Port of Philadelphia seeing increased shipping activity after Baltimore Key Bridge collapse

PHILADELPHIA - Shipping terminals on both sides of the Delaware River in the Philadelphia region are already seeing increased shipping activity as a result of the Key Bridge collapse yesterday in Baltimore.

A massive spool of steel is placed on a flatbed at the Balzano Marine Terminal in Camden.

Trucks are moving cargo on an early afternoon, and it’s expected business will pick up sharply in the weeks ahead.

Andrew Saporito, the CEO of the South Jersey Port Corporation, told FOX 29, "as of noon today, we’ve heard from 3 customers who have ships they want to bring into the port over the next, say, two weeks."


Saporito, who oversees the operations of the South Jersey Ports, says after the Baltimore Key Bridge collapse they called their customers to remind them their terminal and its warehouses are ready to help.

The new ships will join the two cargo vessels docking there weekly.

Saporito said the arrival of new ships means, "we’re going to stay busier, longer because we have a very busy season that runs from January to April."

200 trucks roll every day through the terminal moving steel products, lumber, and plywood. Thousands of workers earn their livelihoods from the terminals lining the banks of the Delaware on both sides of the river, kicking off 77 billion dollars in economic activity in the three-state region.

Along Delaware Ave. in South Philly, truckers line-up to pull into a terminal.

John Smarrito sits behind the wheel of his tractor trailer hauling produce. He said Philadelphia has to be where the ships will go because it is the "next closest stop."

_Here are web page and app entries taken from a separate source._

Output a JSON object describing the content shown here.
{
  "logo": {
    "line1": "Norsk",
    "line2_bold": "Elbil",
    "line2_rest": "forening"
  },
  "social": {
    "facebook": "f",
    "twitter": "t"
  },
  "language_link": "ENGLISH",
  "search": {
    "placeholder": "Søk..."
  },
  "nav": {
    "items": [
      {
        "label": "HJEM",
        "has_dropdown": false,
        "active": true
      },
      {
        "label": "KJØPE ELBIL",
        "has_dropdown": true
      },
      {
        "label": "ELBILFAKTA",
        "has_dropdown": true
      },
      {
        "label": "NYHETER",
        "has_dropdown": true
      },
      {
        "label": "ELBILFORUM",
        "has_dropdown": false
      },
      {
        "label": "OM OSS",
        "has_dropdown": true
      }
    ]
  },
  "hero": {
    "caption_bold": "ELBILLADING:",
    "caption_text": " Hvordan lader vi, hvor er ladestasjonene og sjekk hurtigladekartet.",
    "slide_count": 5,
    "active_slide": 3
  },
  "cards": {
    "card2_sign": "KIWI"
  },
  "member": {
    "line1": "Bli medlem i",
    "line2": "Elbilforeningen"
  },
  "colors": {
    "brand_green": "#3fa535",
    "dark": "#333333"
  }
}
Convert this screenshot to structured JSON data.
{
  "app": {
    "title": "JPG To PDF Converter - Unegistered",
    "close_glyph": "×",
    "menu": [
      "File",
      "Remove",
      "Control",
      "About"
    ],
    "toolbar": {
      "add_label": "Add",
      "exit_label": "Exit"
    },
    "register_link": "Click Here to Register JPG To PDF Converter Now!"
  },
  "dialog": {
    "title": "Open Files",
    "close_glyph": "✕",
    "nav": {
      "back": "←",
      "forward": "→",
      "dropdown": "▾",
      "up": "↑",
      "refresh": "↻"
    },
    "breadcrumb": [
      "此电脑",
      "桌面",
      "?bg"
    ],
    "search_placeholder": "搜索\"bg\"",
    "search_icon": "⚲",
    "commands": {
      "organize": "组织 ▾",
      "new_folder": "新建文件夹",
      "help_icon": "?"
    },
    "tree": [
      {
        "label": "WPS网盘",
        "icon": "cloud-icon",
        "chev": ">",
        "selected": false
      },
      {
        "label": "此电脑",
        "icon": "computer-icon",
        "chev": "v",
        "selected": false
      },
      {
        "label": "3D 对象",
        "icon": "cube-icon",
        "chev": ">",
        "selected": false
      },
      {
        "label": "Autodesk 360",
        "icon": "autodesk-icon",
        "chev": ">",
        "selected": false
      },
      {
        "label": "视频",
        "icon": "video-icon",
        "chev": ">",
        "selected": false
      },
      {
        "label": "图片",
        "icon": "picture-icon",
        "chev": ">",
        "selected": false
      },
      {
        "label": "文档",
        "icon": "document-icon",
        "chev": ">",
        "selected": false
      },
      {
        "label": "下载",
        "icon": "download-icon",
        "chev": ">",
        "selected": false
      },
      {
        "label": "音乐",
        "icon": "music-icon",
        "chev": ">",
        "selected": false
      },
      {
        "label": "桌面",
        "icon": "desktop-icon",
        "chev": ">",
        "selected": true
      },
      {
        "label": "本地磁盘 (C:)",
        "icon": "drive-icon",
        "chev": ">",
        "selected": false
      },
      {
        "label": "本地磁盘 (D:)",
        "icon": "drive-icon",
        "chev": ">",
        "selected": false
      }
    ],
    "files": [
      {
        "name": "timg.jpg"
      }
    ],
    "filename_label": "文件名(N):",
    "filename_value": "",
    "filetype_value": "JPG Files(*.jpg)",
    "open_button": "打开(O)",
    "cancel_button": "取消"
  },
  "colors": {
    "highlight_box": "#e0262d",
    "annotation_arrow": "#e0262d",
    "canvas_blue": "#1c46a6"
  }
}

A spokesperson for PhilaPort, the agency managing the port facilities along the Delaware in Pennsylvania, said they expect a ship to arrive tonight at the Packer Avenue terminal, one tomorrow to remove containers and 3500 cars arriving over the weekend.

The waters of the Delaware, already busy with lumbering cargo vessels, are sure to see more in the weeks ahead as shippers seek new places to offload their wares.